When blood fills ridge 304 above the monitoring level, all light generated by the LED sources is absorbed. But when clear priming liquid is above the monitoring level, light refraction, rather than absorption, is relied on to extinguish the light intensity at sensors 322, 323. Light is refracted generally along paths 360, away from the sensors. Light leaving sources 320, 321 along paths 302 is bent inward 10 refractivity between air and the priming solution (some bending of the light also occurs in walls 332, 334). The refracted beam strikes wall 334 at a 45 along a path bent inward 35 paths of perfectly collimated light emitted by LED sources 320, 321. Because the sources actually emit light in a cone, there being a 50% reduction in light intensity at 12 different paths from those shown. Some light undergoes total internal reflection and never exits from wall 334, but enough reaches sensors 322, 323 to produce about 1 percent of maximum intensity there, well below, however, the 5 percent threshold for turning on the alarm.
One upwardly-extending corner of reservoir 120 could substitute for protruding ridge 304. Optics housing 305 would then straddle the corner instead of the ridge.

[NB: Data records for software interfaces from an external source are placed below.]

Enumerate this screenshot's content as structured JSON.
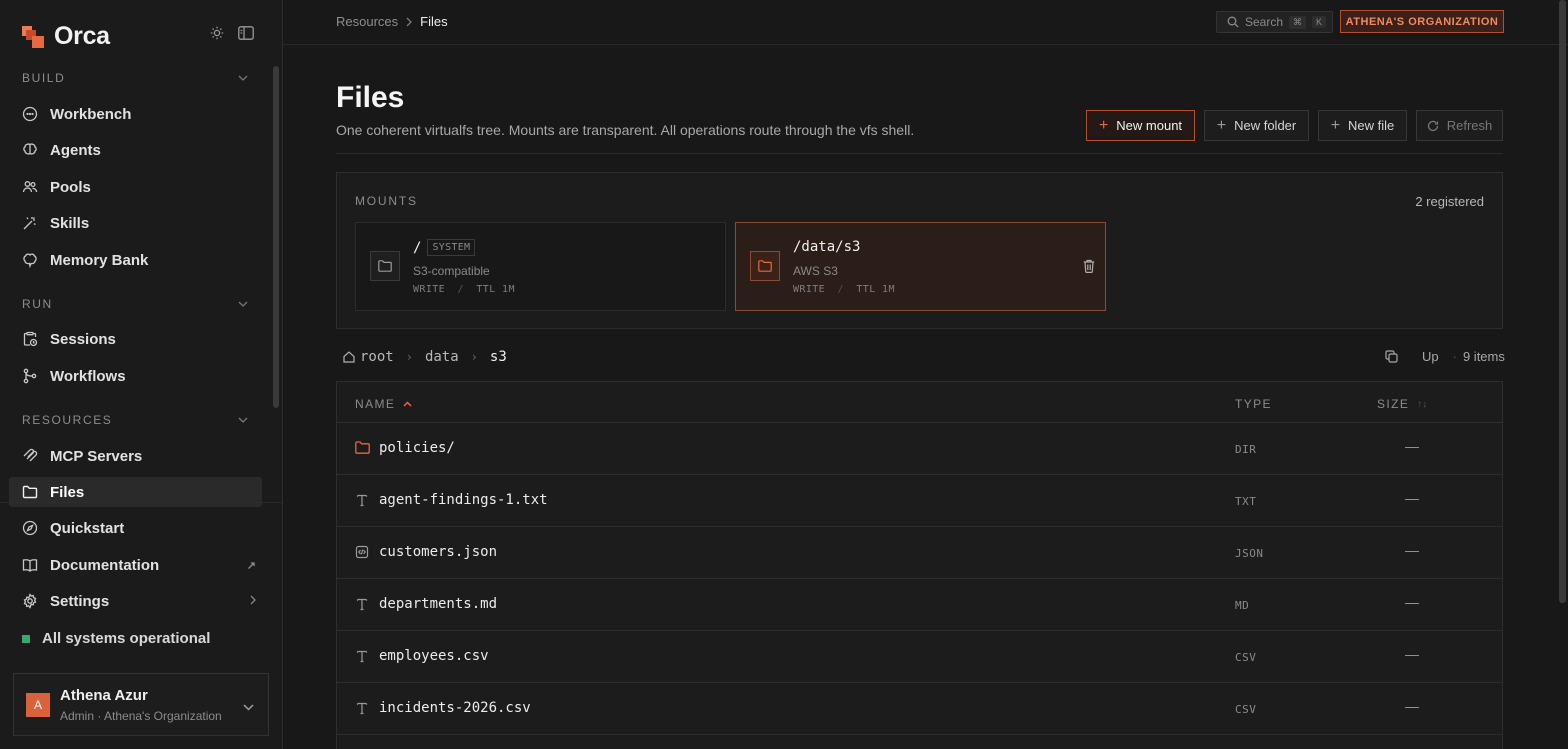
{
  "app": {
    "name": "Orca"
  },
  "sidebar": {
    "sections": [
      {
        "label": "BUILD",
        "items": [
          "Workbench",
          "Agents",
          "Pools",
          "Skills",
          "Memory Bank"
        ]
      },
      {
        "label": "RUN",
        "items": [
          "Sessions",
          "Workflows"
        ]
      },
      {
        "label": "RESOURCES",
        "items": [
          "MCP Servers",
          "Files"
        ]
      }
    ],
    "active": "Files",
    "footer_items": [
      "Quickstart",
      "Documentation",
      "Settings"
    ],
    "status": "All systems operational",
    "user": {
      "initial": "A",
      "name": "Athena Azur",
      "role": "Admin · Athena's Organization"
    }
  },
  "topbar": {
    "breadcrumb": [
      "Resources",
      "Files"
    ],
    "search_label": "Search",
    "search_keys": [
      "⌘",
      "K"
    ],
    "org_badge": "ATHENA'S ORGANIZATION"
  },
  "page": {
    "title": "Files",
    "subtitle": "One coherent virtualfs tree. Mounts are transparent. All operations route through the vfs shell.",
    "actions": [
      "New mount",
      "New folder",
      "New file",
      "Refresh"
    ]
  },
  "mounts": {
    "heading": "MOUNTS",
    "count_label": "2 registered",
    "items": [
      {
        "path": "/",
        "tag": "SYSTEM",
        "kind": "S3-compatible",
        "mode": "WRITE",
        "ttl": "TTL 1M"
      },
      {
        "path": "/data/s3",
        "tag": "",
        "kind": "AWS S3",
        "mode": "WRITE",
        "ttl": "TTL 1M"
      }
    ]
  },
  "browser": {
    "path": [
      "root",
      "data",
      "s3"
    ],
    "up_label": "Up",
    "item_count": "9 items",
    "columns": {
      "name": "NAME",
      "type": "TYPE",
      "size": "SIZE"
    },
    "rows": [
      {
        "name": "policies/",
        "type": "DIR",
        "size": "—",
        "icon": "folder-icon"
      },
      {
        "name": "agent-findings-1.txt",
        "type": "TXT",
        "size": "—",
        "icon": "text-file-icon"
      },
      {
        "name": "customers.json",
        "type": "JSON",
        "size": "—",
        "icon": "code-file-icon"
      },
      {
        "name": "departments.md",
        "type": "MD",
        "size": "—",
        "icon": "text-file-icon"
      },
      {
        "name": "employees.csv",
        "type": "CSV",
        "size": "—",
        "icon": "text-file-icon"
      },
      {
        "name": "incidents-2026.csv",
        "type": "CSV",
        "size": "—",
        "icon": "text-file-icon"
      }
    ]
  },
  "colors": {
    "accent": "#e8683f",
    "status_ok": "#3aa86a",
    "background": "#181818"
  }
}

Further, the alarm triggered by the lower optical monitor could be made a continuous rather than intermittent 400 Hz tone.
Subject matter disclosed herein relating to the mount for the oxygenator was the joint invention of Thomas E. Goyne, Stephen J. Herman, Joel F. Giurtino and Robert L. Anderson.
We incorporate by reference the copending U.S. patent application of Donn D. Lobdell and Stephen J. Herman entitled "Gas Exchange Apparatus".